* **What you have to do**
Reproduce, exactly and in full, the records that follow, minus any pictures.

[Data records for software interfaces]
------------------------------

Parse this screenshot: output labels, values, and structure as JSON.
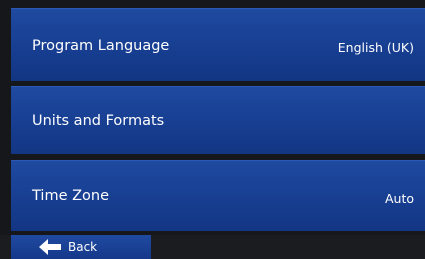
{
  "settings": {
    "items": [
      {
        "label": "Program Language",
        "value": "English (UK)"
      },
      {
        "label": "Units and Formats",
        "value": ""
      },
      {
        "label": "Time Zone",
        "value": "Auto"
      }
    ]
  },
  "footer": {
    "back_label": "Back",
    "back_icon": "left-arrow-icon"
  },
  "colors": {
    "row_blue": "#173e91",
    "background": "#15171b",
    "text": "#ffffff"
  }
}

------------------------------

* **Task result**
Parse this screenshot: output labels, values, and structure as JSON.
{
  "settings": {
    "items": [
      {
        "label": "Program Language",
        "value": "English (UK)"
      },
      {
        "label": "Units and Formats",
        "value": ""
      },
      {
        "label": "Time Zone",
        "value": "Auto"
      }
    ]
  },
  "footer": {
    "back_label": "Back",
    "back_icon": "left-arrow-icon"
  },
  "colors": {
    "row_blue": "#173e91",
    "background": "#15171b",
    "text": "#ffffff"
  }
}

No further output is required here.